3. Gather data and information: The data and information you gathered will support the claims and points you have written in the report. Depending on what you aim to achieve with your report, presenting strong, hard facts will always help you achieve your goal. Also, don’t forget to provide charts, graphs, analyses, etc. to always drive your point home, but it is not necessary.
4. Draft and outline the report: It’s now time to write the actual contents of the report. Never write the report based on assumptions alone; you have to base everything on facts. After gathering the necessary data and information while also creating illustrations such as graphs and charts, draft and outline the report. Creating a draft will help you emphasize on the important information, which will be the main focus of the report you will be writing, while also weeding out information that is not needed in the final report draft.
5. Proofread and edit: When you are finished, apply finishing touches by doing some proofreading as well as final editing. Proofreading will help you locate and smooth out errors in regards to spelling, grammar, and structure. Make sure the report is error-free when it will be published or sent out to your readers. The last thing you want to have is your report being returned to you due to multiple errors being noticed by your readers.
Types of Report
Not all reports are written the same. Choose from the types of reports written below for the specific report you will be writing.
- Formal or informal reports: Formal reports are typically used in a business setting; these reports are carefully structured with a formal language and tone. On the other hand, informal reports are reports that use casual language.
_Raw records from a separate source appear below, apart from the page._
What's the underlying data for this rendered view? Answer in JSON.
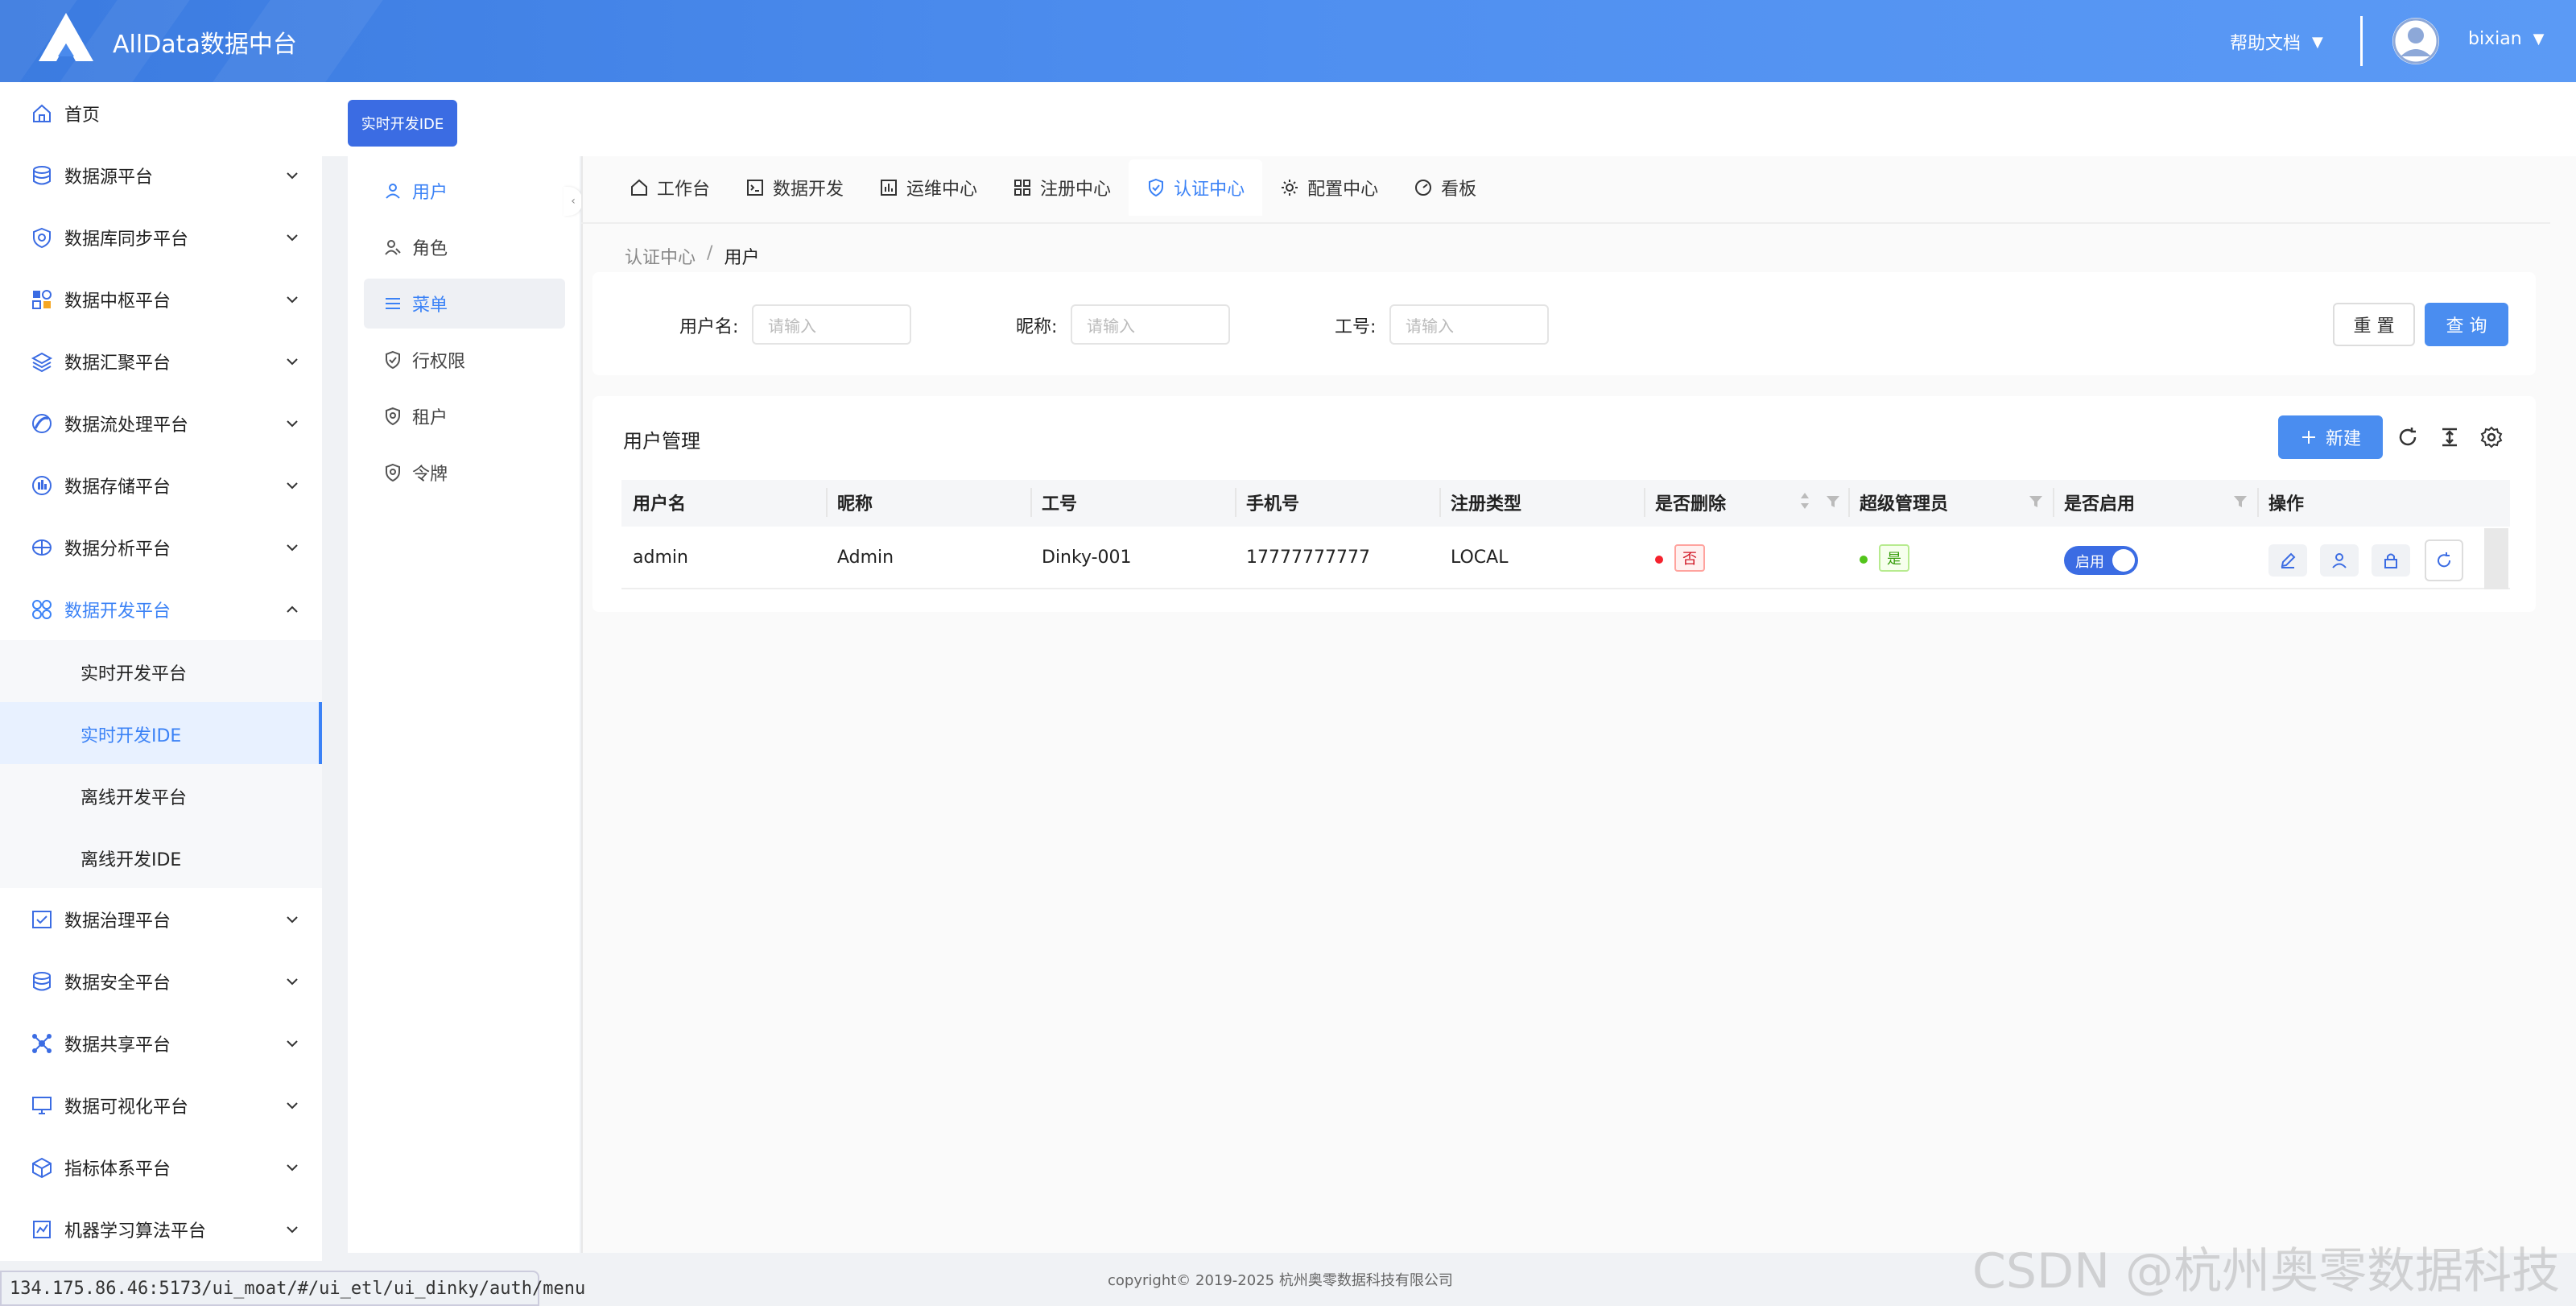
{
  "header": {
    "app_title": "AllData数据中台",
    "help_label": "帮助文档",
    "username": "bixian",
    "caret": "▼",
    "colors": {
      "bar": "#4a8aec",
      "accent": "#3b82f6"
    }
  },
  "sidebar": {
    "items": [
      {
        "label": "首页",
        "icon": "home-icon",
        "chevron": false
      },
      {
        "label": "数据源平台",
        "icon": "database-icon",
        "chevron": "down"
      },
      {
        "label": "数据库同步平台",
        "icon": "sync-shield-icon",
        "chevron": "down"
      },
      {
        "label": "数据中枢平台",
        "icon": "hub-grid-icon",
        "chevron": "down"
      },
      {
        "label": "数据汇聚平台",
        "icon": "layers-icon",
        "chevron": "down"
      },
      {
        "label": "数据流处理平台",
        "icon": "stream-icon",
        "chevron": "down"
      },
      {
        "label": "数据存储平台",
        "icon": "storage-icon",
        "chevron": "down"
      },
      {
        "label": "数据分析平台",
        "icon": "analysis-icon",
        "chevron": "down"
      },
      {
        "label": "数据开发平台",
        "icon": "dev-cluster-icon",
        "chevron": "up"
      }
    ],
    "sub_items": [
      {
        "label": "实时开发平台"
      },
      {
        "label": "实时开发IDE"
      },
      {
        "label": "离线开发平台"
      },
      {
        "label": "离线开发IDE"
      }
    ],
    "items_after": [
      {
        "label": "数据治理平台",
        "icon": "governance-icon"
      },
      {
        "label": "数据安全平台",
        "icon": "security-db-icon"
      },
      {
        "label": "数据共享平台",
        "icon": "share-icon"
      },
      {
        "label": "数据可视化平台",
        "icon": "monitor-icon"
      },
      {
        "label": "指标体系平台",
        "icon": "cube-icon"
      },
      {
        "label": "机器学习算法平台",
        "icon": "ml-icon"
      }
    ]
  },
  "ide_tag": "实时开发IDE",
  "left_panel": {
    "items": [
      {
        "label": "用户",
        "icon": "user-icon"
      },
      {
        "label": "角色",
        "icon": "role-icon"
      },
      {
        "label": "菜单",
        "icon": "menu-icon"
      },
      {
        "label": "行权限",
        "icon": "shield-check-icon"
      },
      {
        "label": "租户",
        "icon": "shield-tenant-icon"
      },
      {
        "label": "令牌",
        "icon": "shield-token-icon"
      }
    ]
  },
  "tabs": [
    {
      "label": "工作台",
      "icon": "home-icon"
    },
    {
      "label": "数据开发",
      "icon": "terminal-icon"
    },
    {
      "label": "运维中心",
      "icon": "ops-chart-icon"
    },
    {
      "label": "注册中心",
      "icon": "grid-icon"
    },
    {
      "label": "认证中心",
      "icon": "shield-check-icon"
    },
    {
      "label": "配置中心",
      "icon": "gear-icon"
    },
    {
      "label": "看板",
      "icon": "dashboard-icon"
    }
  ],
  "breadcrumb": {
    "parent": "认证中心",
    "sep": "/",
    "current": "用户"
  },
  "search": {
    "username_label": "用户名:",
    "nickname_label": "昵称:",
    "worknum_label": "工号:",
    "placeholder": "请输入",
    "reset": "重 置",
    "query": "查 询"
  },
  "table": {
    "title": "用户管理",
    "new_label": "新建",
    "columns": [
      "用户名",
      "昵称",
      "工号",
      "手机号",
      "注册类型",
      "是否删除",
      "超级管理员",
      "是否启用",
      "操作"
    ],
    "rows": [
      {
        "username": "admin",
        "nickname": "Admin",
        "worknum": "Dinky-001",
        "phone": "17777777777",
        "reg_type": "LOCAL",
        "deleted": "否",
        "super_admin": "是",
        "enabled": "启用"
      }
    ]
  },
  "footer": "copyright© 2019-2025 杭州奥零数据科技有限公司",
  "url": "134.175.86.46:5173/ui_moat/#/ui_etl/ui_dinky/auth/menu",
  "watermark": "CSDN @杭州奥零数据科技"
}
Generally, it is brief and direct and can be delivered in email or memo format.
- Short or long reports: The only difference between these two documents is their length. A one-page memorandum is essentially a short report, but a long report can only be determined by specific standards.
- Informational or analytical reports: Among the more common informational type of reports include annual reports and monthly financial reports since they present detailed objectives about certain topics. Scientific research, feasibility reports, and real-estate appraisals meanwhile comprise the bulk of analytical reports since they attempt to solve an issue/problem.
- Vertical or lateral reports: These types of reports describe the direction a report travels. Vertical reports focuses on the upward or downward hierarchy, while lateral reports travel between the same units of organizational level.
- Internal or external reports: Internal reports are basically reports that are only shared and presented within the organization, while external reports are distributed to individuals, stakeholders, and companies/businesses outside the organization.
- Periodical reports: Periodical reports are reports which are prepared and presented on regularly scheduled dates. These reports have a standardized format and are basically used for management control.
- Functional reports: Functional reports are reports that take their designation from the ultimate use of the report. Accounting reports, marketing reports, financial reports, and almost all types of reports are functional reports.